(Stored entries)

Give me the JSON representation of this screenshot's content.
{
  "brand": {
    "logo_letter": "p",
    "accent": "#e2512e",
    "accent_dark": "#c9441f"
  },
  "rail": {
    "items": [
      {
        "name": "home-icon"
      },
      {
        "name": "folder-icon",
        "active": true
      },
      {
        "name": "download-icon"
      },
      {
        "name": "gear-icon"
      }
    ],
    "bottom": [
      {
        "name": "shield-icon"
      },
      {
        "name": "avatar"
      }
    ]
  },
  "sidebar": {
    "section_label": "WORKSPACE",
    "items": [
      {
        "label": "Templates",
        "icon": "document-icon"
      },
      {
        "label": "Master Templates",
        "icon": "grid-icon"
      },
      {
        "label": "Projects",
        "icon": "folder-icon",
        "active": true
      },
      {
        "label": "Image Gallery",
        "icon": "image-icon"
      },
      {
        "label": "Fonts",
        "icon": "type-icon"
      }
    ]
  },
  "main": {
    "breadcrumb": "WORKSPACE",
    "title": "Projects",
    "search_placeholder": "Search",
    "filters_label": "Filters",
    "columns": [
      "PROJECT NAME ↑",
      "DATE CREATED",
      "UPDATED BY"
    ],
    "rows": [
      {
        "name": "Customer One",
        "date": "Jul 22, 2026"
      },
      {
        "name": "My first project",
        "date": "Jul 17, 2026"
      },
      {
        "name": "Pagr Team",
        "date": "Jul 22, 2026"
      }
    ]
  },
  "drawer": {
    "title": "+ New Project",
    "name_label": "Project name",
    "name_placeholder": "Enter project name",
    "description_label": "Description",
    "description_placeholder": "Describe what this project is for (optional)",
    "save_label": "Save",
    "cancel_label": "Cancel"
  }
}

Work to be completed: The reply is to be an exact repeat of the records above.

Task result:
Give me the JSON representation of this screenshot's content.
{
  "brand": {
    "logo_letter": "p",
    "accent": "#e2512e",
    "accent_dark": "#c9441f"
  },
  "rail": {
    "items": [
      {
        "name": "home-icon"
      },
      {
        "name": "folder-icon",
        "active": true
      },
      {
        "name": "download-icon"
      },
      {
        "name": "gear-icon"
      }
    ],
    "bottom": [
      {
        "name": "shield-icon"
      },
      {
        "name": "avatar"
      }
    ]
  },
  "sidebar": {
    "section_label": "WORKSPACE",
    "items": [
      {
        "label": "Templates",
        "icon": "document-icon"
      },
      {
        "label": "Master Templates",
        "icon": "grid-icon"
      },
      {
        "label": "Projects",
        "icon": "folder-icon",
        "active": true
      },
      {
        "label": "Image Gallery",
        "icon": "image-icon"
      },
      {
        "label": "Fonts",
        "icon": "type-icon"
      }
    ]
  },
  "main": {
    "breadcrumb": "WORKSPACE",
    "title": "Projects",
    "search_placeholder": "Search",
    "filters_label": "Filters",
    "columns": [
      "PROJECT NAME ↑",
      "DATE CREATED",
      "UPDATED BY"
    ],
    "rows": [
      {
        "name": "Customer One",
        "date": "Jul 22, 2026"
      },
      {
        "name": "My first project",
        "date": "Jul 17, 2026"
      },
      {
        "name": "Pagr Team",
        "date": "Jul 22, 2026"
      }
    ]
  },
  "drawer": {
    "title": "+ New Project",
    "name_label": "Project name",
    "name_placeholder": "Enter project name",
    "description_label": "Description",
    "description_placeholder": "Describe what this project is for (optional)",
    "save_label": "Save",
    "cancel_label": "Cancel"
  }
}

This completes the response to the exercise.